Welcome! Open up our Mann Music Room: Vault to read about iconic moments in the Mann and Philadelphia's rich music history. Choose a story from our archives below and click to learn more about the events that made us who we are today.
July 8, 1930: Inaugural Robin Hood Dell Concert
Held on July 8, 1930, the inaugural concert at the new Robin Hood Dell was the culmination of a city-wide effort to establish a summer home for The Philadelphia Orchestra and to make symphonic music available to the wider public. Some 12,000 attendees heard Orchestra assistant conductor Alexander Smallens lead the ensemble in a program of Wagner, Mendelssohn, Strauss, and Beethoven, the first of eight weeks of nightly concerts that summer.
July 21, 1930: Eugene Ormandy at Robin Hood Dell
On July 21, 1930, two weeks after it opened, the Robin Hood Dell hosted its first guest conductor, a relatively unknown thirty-year-old Hungarian-born musician named Eugene Ormandy. It was Ormandy’s first appearance in Philadelphia. His concerts were well-received and he was invited back several times. In 1936 he was named conductor of The Philadelphia Orchestra, a post he would hold for 44 years.
July 21, 1930: Marian Anderson at Robin Hood Dell

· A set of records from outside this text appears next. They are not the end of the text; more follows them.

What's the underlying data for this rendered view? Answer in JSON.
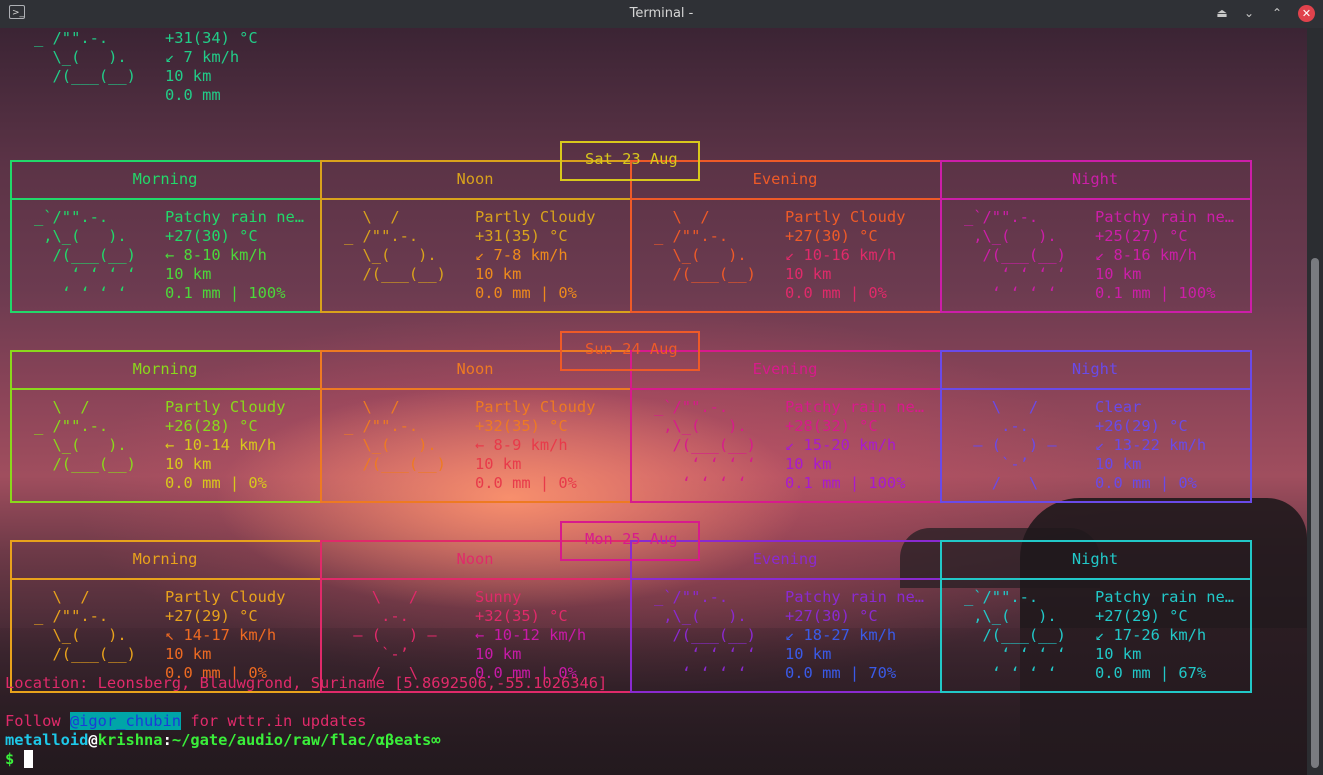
{
  "window": {
    "title": "Terminal -"
  },
  "current": {
    "lines": [
      {
        "art": "_ /\"\".-.",
        "info": "+31(34) °C"
      },
      {
        "art": "  \\_(   ).",
        "info": "↙ 7 km/h"
      },
      {
        "art": "  /(___(__)",
        "info": "10 km"
      },
      {
        "art": "",
        "info": "0.0 mm"
      }
    ]
  },
  "days": [
    {
      "date": "Sat 23 Aug",
      "periods": [
        {
          "name": "Morning",
          "art": [
            "_`/\"\".-.",
            " ,\\_(   ).",
            "  /(___(__)",
            "    ‘ ‘ ‘ ‘",
            "   ‘ ‘ ‘ ‘"
          ],
          "info": [
            "Patchy rain ne…",
            "+27(30) °C",
            "← 8-10 km/h",
            "10 km",
            "0.1 mm | 100%"
          ]
        },
        {
          "name": "Noon",
          "art": [
            "  \\  /",
            "_ /\"\".-.",
            "  \\_(   ).",
            "  /(___(__)",
            ""
          ],
          "info": [
            "Partly Cloudy",
            "+31(35) °C",
            "↙ 7-8 km/h",
            "10 km",
            "0.0 mm | 0%"
          ]
        },
        {
          "name": "Evening",
          "art": [
            "  \\  /",
            "_ /\"\".-.",
            "  \\_(   ).",
            "  /(___(__)",
            ""
          ],
          "info": [
            "Partly Cloudy",
            "+27(30) °C",
            "↙ 10-16 km/h",
            "10 km",
            "0.0 mm | 0%"
          ]
        },
        {
          "name": "Night",
          "art": [
            "_`/\"\".-.",
            " ,\\_(   ).",
            "  /(___(__)",
            "    ‘ ‘ ‘ ‘",
            "   ‘ ‘ ‘ ‘"
          ],
          "info": [
            "Patchy rain ne…",
            "+25(27) °C",
            "↙ 8-16 km/h",
            "10 km",
            "0.1 mm | 100%"
          ]
        }
      ]
    },
    {
      "date": "Sun 24 Aug",
      "periods": [
        {
          "name": "Morning",
          "art": [
            "  \\  /",
            "_ /\"\".-.",
            "  \\_(   ).",
            "  /(___(__)",
            ""
          ],
          "info": [
            "Partly Cloudy",
            "+26(28) °C",
            "← 10-14 km/h",
            "10 km",
            "0.0 mm | 0%"
          ]
        },
        {
          "name": "Noon",
          "art": [
            "  \\  /",
            "_ /\"\".-.",
            "  \\_(   ).",
            "  /(___(__)",
            ""
          ],
          "info": [
            "Partly Cloudy",
            "+32(35) °C",
            "← 8-9 km/h",
            "10 km",
            "0.0 mm | 0%"
          ]
        },
        {
          "name": "Evening",
          "art": [
            "_`/\"\".-.",
            " ,\\_(   ).",
            "  /(___(__)",
            "    ‘ ‘ ‘ ‘",
            "   ‘ ‘ ‘ ‘"
          ],
          "info": [
            "Patchy rain ne…",
            "+28(32) °C",
            "↙ 15-20 km/h",
            "10 km",
            "0.1 mm | 100%"
          ]
        },
        {
          "name": "Night",
          "art": [
            "   \\   /",
            "    .-.",
            " ― (   ) ―",
            "    `-’",
            "   /   \\"
          ],
          "info": [
            "Clear",
            "+26(29) °C",
            "↙ 13-22 km/h",
            "10 km",
            "0.0 mm | 0%"
          ]
        }
      ]
    },
    {
      "date": "Mon 25 Aug",
      "periods": [
        {
          "name": "Morning",
          "art": [
            "  \\  /",
            "_ /\"\".-.",
            "  \\_(   ).",
            "  /(___(__)",
            ""
          ],
          "info": [
            "Partly Cloudy",
            "+27(29) °C",
            "↖ 14-17 km/h",
            "10 km",
            "0.0 mm | 0%"
          ]
        },
        {
          "name": "Noon",
          "art": [
            "   \\   /",
            "    .-.",
            " ― (   ) ―",
            "    `-’",
            "   /   \\"
          ],
          "info": [
            "Sunny",
            "+32(35) °C",
            "← 10-12 km/h",
            "10 km",
            "0.0 mm | 0%"
          ]
        },
        {
          "name": "Evening",
          "art": [
            "_`/\"\".-.",
            " ,\\_(   ).",
            "  /(___(__)",
            "    ‘ ‘ ‘ ‘",
            "   ‘ ‘ ‘ ‘"
          ],
          "info": [
            "Patchy rain ne…",
            "+27(30) °C",
            "↙ 18-27 km/h",
            "10 km",
            "0.0 mm | 70%"
          ]
        },
        {
          "name": "Night",
          "art": [
            "_`/\"\".-.",
            " ,\\_(   ).",
            "  /(___(__)",
            "    ‘ ‘ ‘ ‘",
            "   ‘ ‘ ‘ ‘"
          ],
          "info": [
            "Patchy rain ne…",
            "+27(29) °C",
            "↙ 17-26 km/h",
            "10 km",
            "0.0 mm | 67%"
          ]
        }
      ]
    }
  ],
  "location": "Location: Leonsberg, Blauwgrond, Suriname [5.8692506,-55.1026346]",
  "follow": {
    "prefix": "Follow ",
    "handle": "@igor_chubin",
    "suffix": " for wttr.in updates"
  },
  "prompt": {
    "user": "metalloid",
    "at": "@",
    "host": "krishna",
    "sep": ":",
    "path": "~/gate/audio/raw/flac/αβeats∞",
    "symbol": "$ "
  },
  "colors": {
    "days": [
      [
        "#22d86a",
        "#4cd83a",
        "#d9a21c",
        "#ee8a1c",
        "#ee5a28",
        "#e02a6a",
        "#cc1ea8"
      ],
      [
        "#8ad81c",
        "#d8c81c",
        "#ee7a22",
        "#e83a4a",
        "#d81a8c",
        "#a81ad0",
        "#6a4ae8"
      ],
      [
        "#e8a21c",
        "#ee6a22",
        "#e02a6a",
        "#c81aa8",
        "#8a2ad0",
        "#3a5ae8",
        "#22c8c8"
      ]
    ],
    "dateLabels": [
      "#d8c81c",
      "#ee5a28",
      "#d81a8c"
    ],
    "current": "#22cc88",
    "location": "#e02a6a",
    "follow": "#e02a6a",
    "user": "#1ec8e8",
    "host": "#3aee3a",
    "path": "#3aee3a"
  }
}
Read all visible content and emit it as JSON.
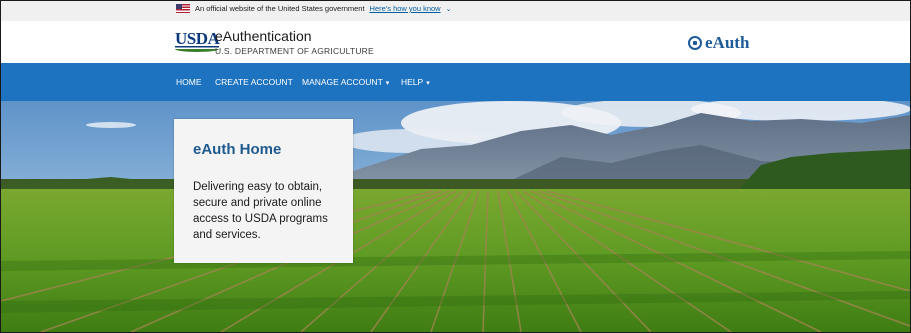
{
  "gov_banner": {
    "text": "An official website of the United States government",
    "link": "Here's how you know",
    "chevron": "chevron-down-icon"
  },
  "header": {
    "logo_text": "USDA",
    "title": "eAuthentication",
    "subtitle": "U.S. DEPARTMENT OF AGRICULTURE",
    "brand": "eAuth",
    "brand_icon": "eauth-seal-icon"
  },
  "nav": {
    "items": [
      {
        "label": "HOME"
      },
      {
        "label": "CREATE ACCOUNT"
      },
      {
        "label": "MANAGE ACCOUNT",
        "dropdown": true
      },
      {
        "label": "HELP",
        "dropdown": true
      }
    ],
    "chevron": "▾"
  },
  "hero": {
    "title": "eAuth Home",
    "text": "Delivering easy to obtain, secure and private online access to USDA programs and services."
  },
  "colors": {
    "nav_bg": "#1e73c0",
    "brand_blue": "#1e5b99",
    "title_blue": "#1f5a8f",
    "banner_bg": "#f0f0f0"
  }
}
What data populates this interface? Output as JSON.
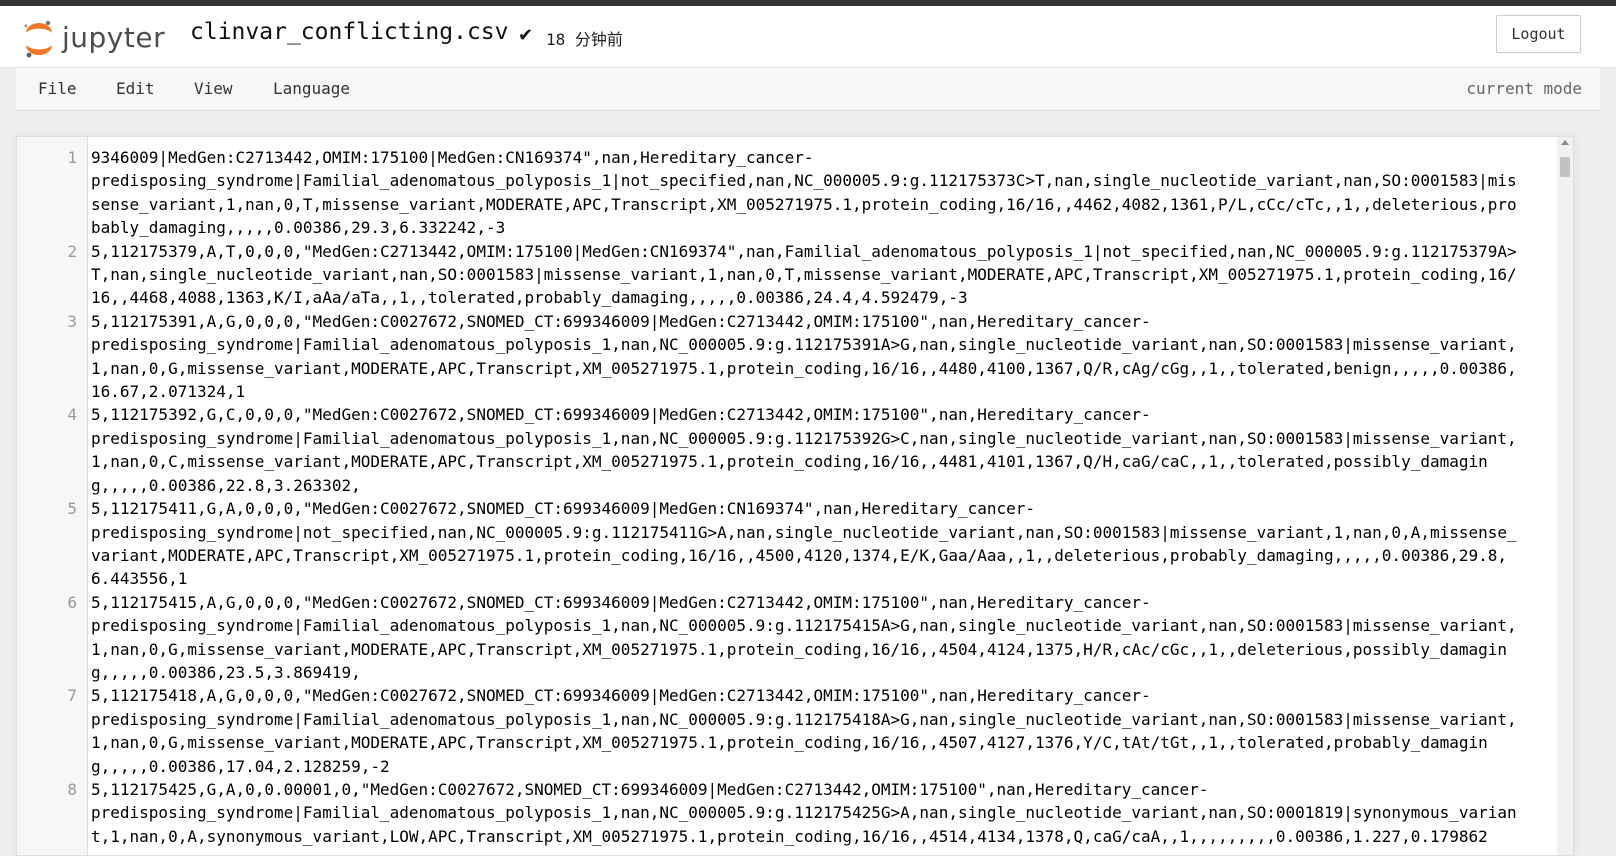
{
  "app": {
    "logo_text": "jupyter",
    "filename": "clinvar_conflicting.csv",
    "saved_status": "18 分钟前",
    "logout_label": "Logout"
  },
  "menu": {
    "items": [
      {
        "label": "File"
      },
      {
        "label": "Edit"
      },
      {
        "label": "View"
      },
      {
        "label": "Language"
      }
    ],
    "mode": "current mode"
  },
  "editor": {
    "lines": [
      {
        "number": "1",
        "text": "9346009|MedGen:C2713442,OMIM:175100|MedGen:CN169374\",nan,Hereditary_cancer-\npredisposing_syndrome|Familial_adenomatous_polyposis_1|not_specified,nan,NC_000005.9:g.112175373C>T,nan,single_nucleotide_variant,nan,SO:0001583|missense_variant,1,nan,0,T,missense_variant,MODERATE,APC,Transcript,XM_005271975.1,protein_coding,16/16,,4462,4082,1361,P/L,cCc/cTc,,1,,deleterious,probably_damaging,,,,,0.00386,29.3,6.332242,-3"
      },
      {
        "number": "2",
        "text": "5,112175379,A,T,0,0,0,\"MedGen:C2713442,OMIM:175100|MedGen:CN169374\",nan,Familial_adenomatous_polyposis_1|not_specified,nan,NC_000005.9:g.112175379A>T,nan,single_nucleotide_variant,nan,SO:0001583|missense_variant,1,nan,0,T,missense_variant,MODERATE,APC,Transcript,XM_005271975.1,protein_coding,16/16,,4468,4088,1363,K/I,aAa/aTa,,1,,tolerated,probably_damaging,,,,,0.00386,24.4,4.592479,-3"
      },
      {
        "number": "3",
        "text": "5,112175391,A,G,0,0,0,\"MedGen:C0027672,SNOMED_CT:699346009|MedGen:C2713442,OMIM:175100\",nan,Hereditary_cancer-\npredisposing_syndrome|Familial_adenomatous_polyposis_1,nan,NC_000005.9:g.112175391A>G,nan,single_nucleotide_variant,nan,SO:0001583|missense_variant,1,nan,0,G,missense_variant,MODERATE,APC,Transcript,XM_005271975.1,protein_coding,16/16,,4480,4100,1367,Q/R,cAg/cGg,,1,,tolerated,benign,,,,,0.00386,16.67,2.071324,1"
      },
      {
        "number": "4",
        "text": "5,112175392,G,C,0,0,0,\"MedGen:C0027672,SNOMED_CT:699346009|MedGen:C2713442,OMIM:175100\",nan,Hereditary_cancer-\npredisposing_syndrome|Familial_adenomatous_polyposis_1,nan,NC_000005.9:g.112175392G>C,nan,single_nucleotide_variant,nan,SO:0001583|missense_variant,1,nan,0,C,missense_variant,MODERATE,APC,Transcript,XM_005271975.1,protein_coding,16/16,,4481,4101,1367,Q/H,caG/caC,,1,,tolerated,possibly_damaging,,,,,0.00386,22.8,3.263302,"
      },
      {
        "number": "5",
        "text": "5,112175411,G,A,0,0,0,\"MedGen:C0027672,SNOMED_CT:699346009|MedGen:CN169374\",nan,Hereditary_cancer-\npredisposing_syndrome|not_specified,nan,NC_000005.9:g.112175411G>A,nan,single_nucleotide_variant,nan,SO:0001583|missense_variant,1,nan,0,A,missense_variant,MODERATE,APC,Transcript,XM_005271975.1,protein_coding,16/16,,4500,4120,1374,E/K,Gaa/Aaa,,1,,deleterious,probably_damaging,,,,,0.00386,29.8,6.443556,1"
      },
      {
        "number": "6",
        "text": "5,112175415,A,G,0,0,0,\"MedGen:C0027672,SNOMED_CT:699346009|MedGen:C2713442,OMIM:175100\",nan,Hereditary_cancer-\npredisposing_syndrome|Familial_adenomatous_polyposis_1,nan,NC_000005.9:g.112175415A>G,nan,single_nucleotide_variant,nan,SO:0001583|missense_variant,1,nan,0,G,missense_variant,MODERATE,APC,Transcript,XM_005271975.1,protein_coding,16/16,,4504,4124,1375,H/R,cAc/cGc,,1,,deleterious,possibly_damaging,,,,,0.00386,23.5,3.869419,"
      },
      {
        "number": "7",
        "text": "5,112175418,A,G,0,0,0,\"MedGen:C0027672,SNOMED_CT:699346009|MedGen:C2713442,OMIM:175100\",nan,Hereditary_cancer-\npredisposing_syndrome|Familial_adenomatous_polyposis_1,nan,NC_000005.9:g.112175418A>G,nan,single_nucleotide_variant,nan,SO:0001583|missense_variant,1,nan,0,G,missense_variant,MODERATE,APC,Transcript,XM_005271975.1,protein_coding,16/16,,4507,4127,1376,Y/C,tAt/tGt,,1,,tolerated,probably_damaging,,,,,0.00386,17.04,2.128259,-2"
      },
      {
        "number": "8",
        "text": "5,112175425,G,A,0,0.00001,0,\"MedGen:C0027672,SNOMED_CT:699346009|MedGen:C2713442,OMIM:175100\",nan,Hereditary_cancer-\npredisposing_syndrome|Familial_adenomatous_polyposis_1,nan,NC_000005.9:g.112175425G>A,nan,single_nucleotide_variant,nan,SO:0001819|synonymous_variant,1,nan,0,A,synonymous_variant,LOW,APC,Transcript,XM_005271975.1,protein_coding,16/16,,4514,4134,1378,Q,caG/caA,,1,,,,,,,,,0.00386,1.227,0.179862"
      }
    ]
  }
}
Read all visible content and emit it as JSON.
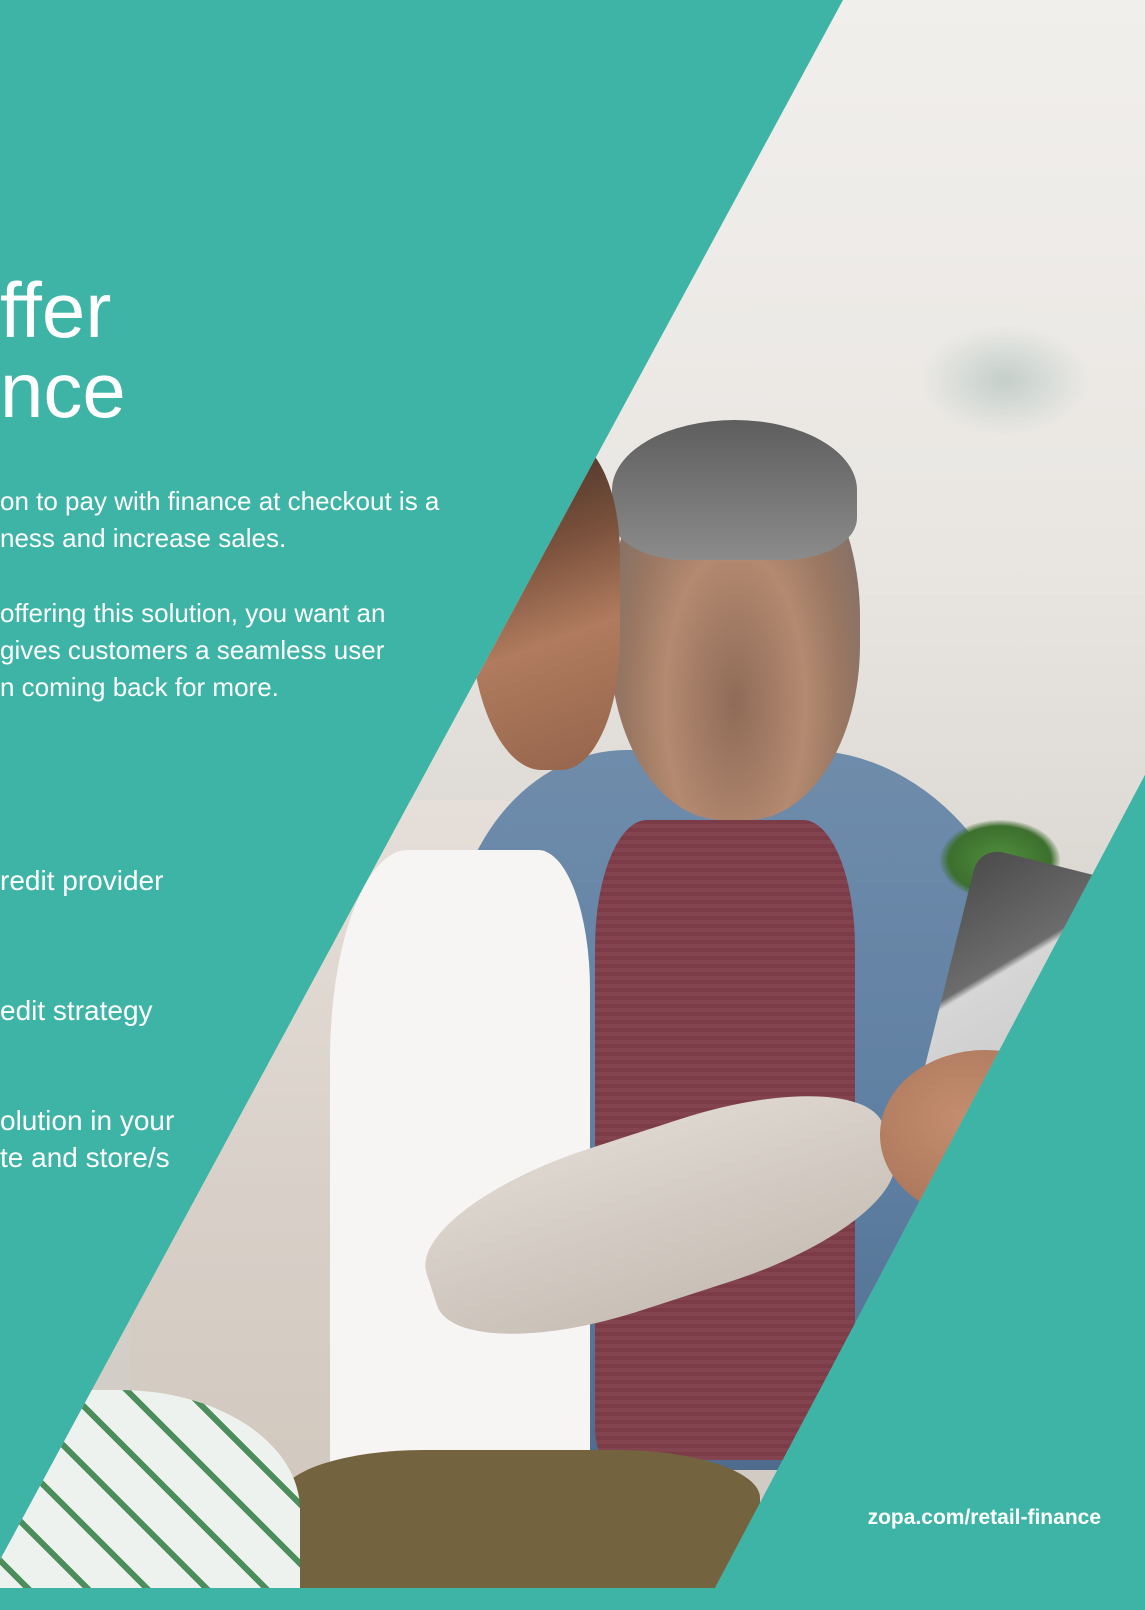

When world-renowned contralto Marian Anderson, a Philadelphia native and hometown favorite, made her first appearance at the Robin Hood Dell on July 18, 1940, she set an attendance record at the venue. She performed at the Dell six more times over the next quarter century. Her final singing appearance on June 28, 1965, part of an international farewell tour prior to retirement, also set a record with over 35,000 in attendance.
August 3, 1933: World Premiere of Samuel Barber's Overture to the School for Scandal
On August 30, 1933 at the Robin Hood Dell, The Philadelphia Orchestra gave the world premiere of a piece by a young local composer who would go on to become one of the greatest American composers of the twentieth century. The composer was twenty-three-year-old Samuel Barber, a native of West Chester, Pennsylvania, and the piece, Overture to the School for Scandal, was Barber’s first composition for orchestra.
July 10, 1943: Judy Garland First Solo Concert
On July 10, 1943, 21-year-old Judy Garland gave the first concert of her career at Robin Hood Dell in Philadelphia. Already a star and longtime veteran of stage and screen, Garland had never performed as a solo artist in a concert setting until her Robin Hood Dell appearance. The concert was a success and would add another dimension to the career of the talented singer / dancer / actress.
July 6, 1945: Frank Sinatra at Robin Hood Dell
Frank Sinatra never appeared as a regularly scheduled performer at the Robin Hood Dell or Mann Music Center, but he sang a few songs in an impromptu appearance at the Dell in July 1945, when he came to hear a concert by his friend, vocalist Dinah Shore.
June 28, 1949 – July 15, 1976: Leonard Bernstein at the Robin Hood Dell and Mann Music Center
The great American conductor, composer, pianist, and teacher Leonard Bernstein performed at the Robin Hood Dell and its successor venue, the Mann Music Center, five times over the course of thirty years. His first appearance was in 1949; his last in 1979. His role varied in the different engagements: sometimes as conductor, other times as conductor and pianist, and still other times as conductor, pianist, and composer.
July 25, 1949: Duke Ellington First Concert with Symphony Orchestra
Duke Ellington, one of the greatest bandleaders and composers in the history of jazz, was continually at the forefront of musical innovation and experimentation over his fifty-plus-year career. His first pairing of his big band with a symphony orchestra was at the Robin Hood Dell in July 1949, when the Duke Ellington Orchestra joined forces with the Robin Hood Dell Orchestra for a groundbreaking concert.
Blog Entries by Jack McCarthy, Historian, The Mann Center for the Performing Arts
The Mann Center traces its history to the Robin Hood Dell, which opened in 1930 in East Fairmount Park as a summer home for The Philadelphia Orchestra. In 1976 the organization moved to a new venue in West Fairmount Park. Originally called Robin Hood Dell West, it was later renamed the Mann Music Center in honor of its longtime director and benefactor Frederick Mann, and subsequently renamed the Mann Center for the Performing Arts.